- without human feeling or sensitivity; cold; cruel; brutal.
- without sense, understanding, or judgment; foolish.
Origin of insensate
SynonymsSee more synonyms for insensate on Thesaurus.com
Examples from the Web for insensate
He was “overwhelmed by the feeling” that “the Suffolk expanses” had “shrunk once and for all to a single, blind, insensate spot.”Walking In The Footsteps Of W.G. Sebald, Hiker, Novelist, Strange Genius
June 5, 2014
It was insensate folly on his part, ridiculous from any point of view.The Black Bag
Louis Joseph Vance
More than once he had hoped the insensate fury of the blizzard might abate.
It was hardly more now, as the Lady plodded on, than an insensate log.
Regret at their insensate rage is sure to succeed all such outbreaks.Historical Tales, Vol. 6 (of 15)
Then an insensate wish to stab him to the heart made her turn her head and look at him.Beyond
- lacking sensation or consciousness
- insensitive; unfeeling
- foolish; senseless
Word Origin and History for insensate

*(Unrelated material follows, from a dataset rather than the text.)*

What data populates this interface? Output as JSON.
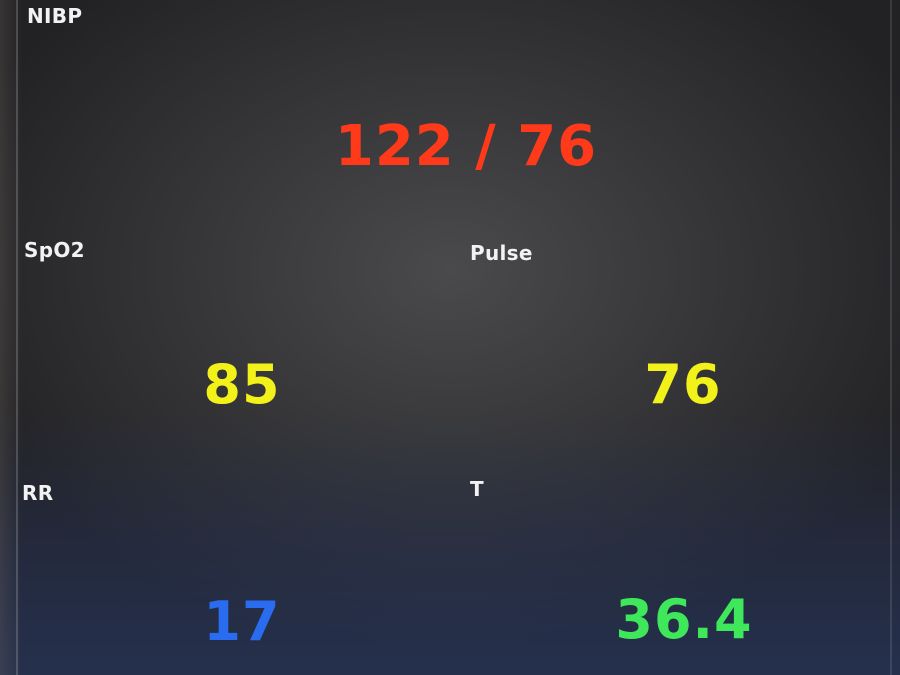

1510s, from Late Latin insensatus "irrational, foolish," from Latin in- "not" (see in- (1)) + sensatus "gifted with sense" (see sensate). Insensate means "not capable of feeling sensation," often "inanimate;" insensible means "lacking the power to feel with the senses," hence, often, "unconscious;" insensitive means "having little or no reaction to what is perceived by one's senses," often "tactless."